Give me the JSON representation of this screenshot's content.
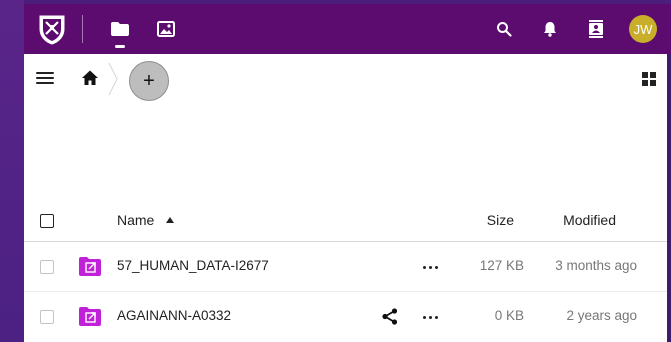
{
  "header": {
    "logo_icon": "university-crest-icon",
    "apps": [
      {
        "name": "files",
        "icon": "folder-icon",
        "active": true
      },
      {
        "name": "photos",
        "icon": "image-icon",
        "active": false
      }
    ],
    "avatar_initials": "JW",
    "colors": {
      "header_bg": "#5c0c6e",
      "avatar_bg": "#c9ae2a",
      "folder": "#c020d8"
    }
  },
  "toolbar": {
    "new_button_label": "+"
  },
  "table": {
    "headers": {
      "name": "Name",
      "size": "Size",
      "modified": "Modified"
    },
    "rows": [
      {
        "name": "57_HUMAN_DATA-I2677",
        "size": "127 KB",
        "modified": "3 months ago",
        "shared": false
      },
      {
        "name": "AGAINANN-A0332",
        "size": "0 KB",
        "modified": "2 years ago",
        "shared": true
      }
    ]
  }
}
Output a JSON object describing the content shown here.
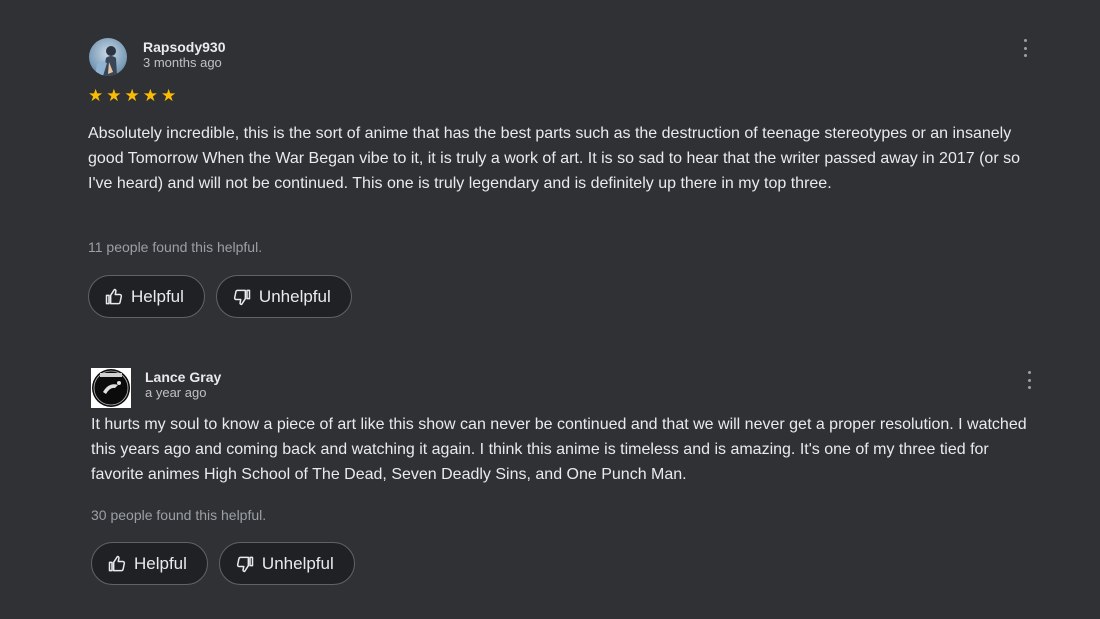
{
  "reviews": [
    {
      "author": "Rapsody930",
      "date": "3 months ago",
      "rating": 5,
      "text": "Absolutely incredible, this is the sort of anime that has the best parts such as the destruction of teenage stereotypes or an insanely good Tomorrow When the War Began vibe to it, it is truly a work of art. It is so sad to hear that the writer passed away in 2017 (or so I've heard) and will not be continued. This one is truly legendary and is definitely up there in my top three.",
      "helpful_count": "11 people found this helpful.",
      "helpful_label": "Helpful",
      "unhelpful_label": "Unhelpful",
      "avatar_icon": "avatar-photo"
    },
    {
      "author": "Lance Gray",
      "date": "a year ago",
      "text": "It hurts my soul to know a piece of art like this show can never be continued and that we will never get a proper resolution. I watched this years ago and coming back and watching it again. I think this anime is timeless and is amazing. It's one of my three tied for favorite animes High School of The Dead, Seven Deadly Sins, and One Punch Man.",
      "helpful_count": "30 people found this helpful.",
      "helpful_label": "Helpful",
      "unhelpful_label": "Unhelpful",
      "avatar_icon": "avatar-logo"
    }
  ],
  "icons": {
    "more": "more-vert-icon",
    "thumb_up": "thumb-up-icon",
    "thumb_down": "thumb-down-icon",
    "star": "star-icon"
  },
  "colors": {
    "background": "#303134",
    "star": "#fbbc04",
    "text": "#e8eaed",
    "muted": "#9aa0a6"
  }
}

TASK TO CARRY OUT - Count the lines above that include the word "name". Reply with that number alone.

TASK OUTPUT - 5